> [Problem description]
Copy every line of the data below exactly as given, except for the pictures.

> [Dataset extract]
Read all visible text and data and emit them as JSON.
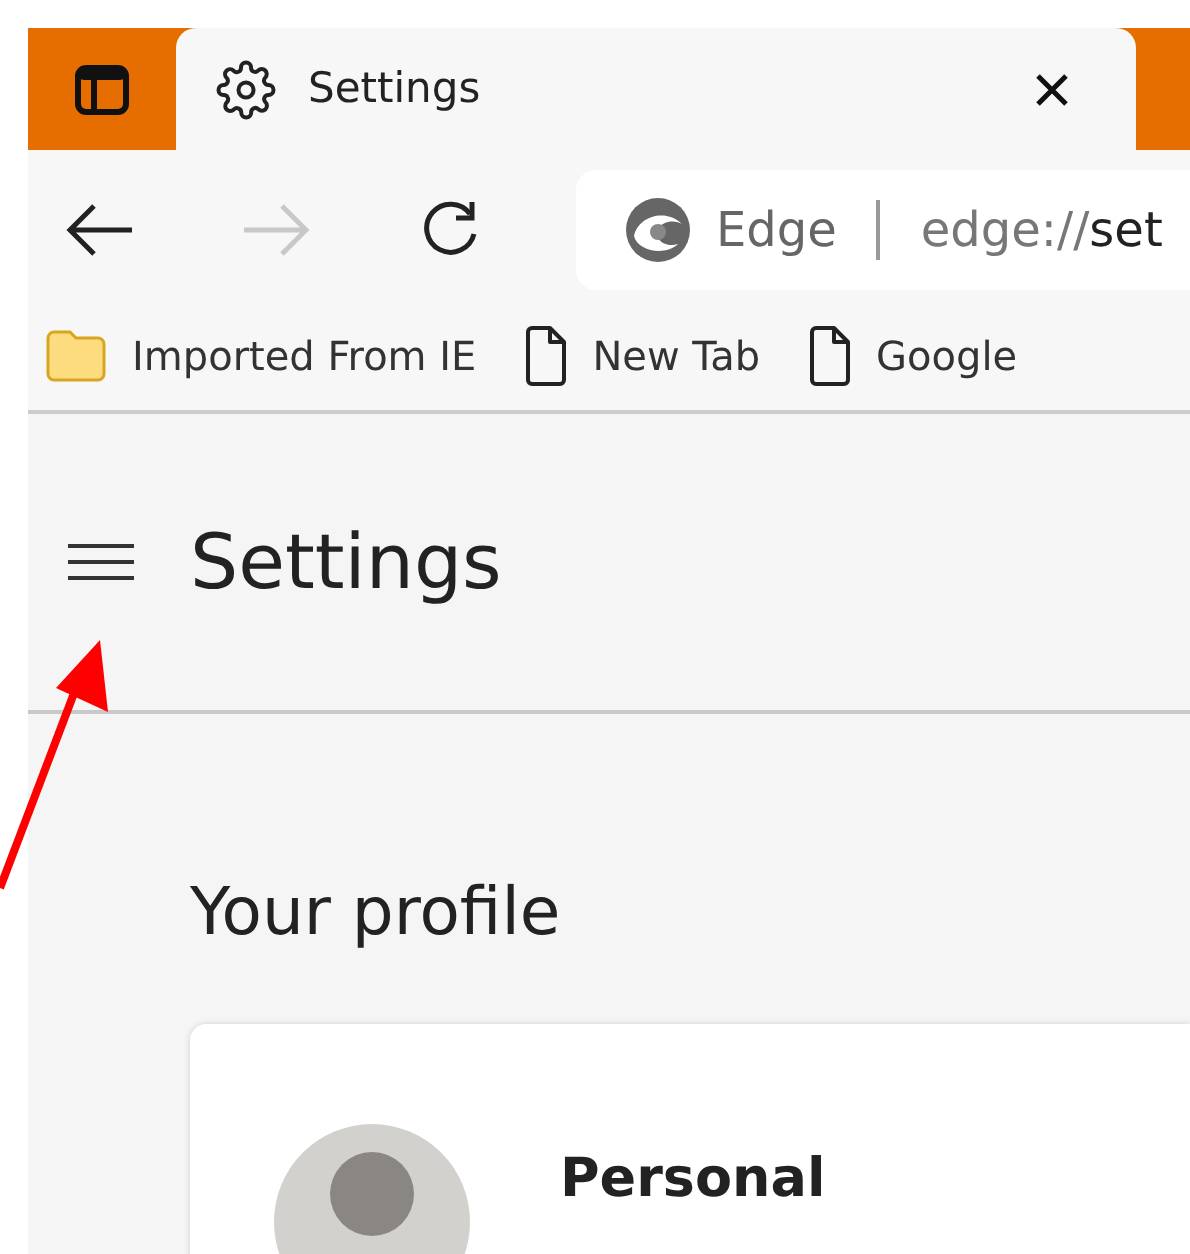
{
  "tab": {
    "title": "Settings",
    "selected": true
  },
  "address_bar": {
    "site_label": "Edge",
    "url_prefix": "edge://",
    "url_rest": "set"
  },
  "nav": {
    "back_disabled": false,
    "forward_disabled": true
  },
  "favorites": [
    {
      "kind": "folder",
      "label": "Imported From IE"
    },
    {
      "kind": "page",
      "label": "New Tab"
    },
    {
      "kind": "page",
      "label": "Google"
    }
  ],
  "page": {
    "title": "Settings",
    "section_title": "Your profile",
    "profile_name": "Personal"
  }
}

> [Solution for this exercise]
Read all visible text and data and emit them as JSON.
{
  "tab": {
    "title": "Settings",
    "selected": true
  },
  "address_bar": {
    "site_label": "Edge",
    "url_prefix": "edge://",
    "url_rest": "set"
  },
  "nav": {
    "back_disabled": false,
    "forward_disabled": true
  },
  "favorites": [
    {
      "kind": "folder",
      "label": "Imported From IE"
    },
    {
      "kind": "page",
      "label": "New Tab"
    },
    {
      "kind": "page",
      "label": "Google"
    }
  ],
  "page": {
    "title": "Settings",
    "section_title": "Your profile",
    "profile_name": "Personal"
  }
}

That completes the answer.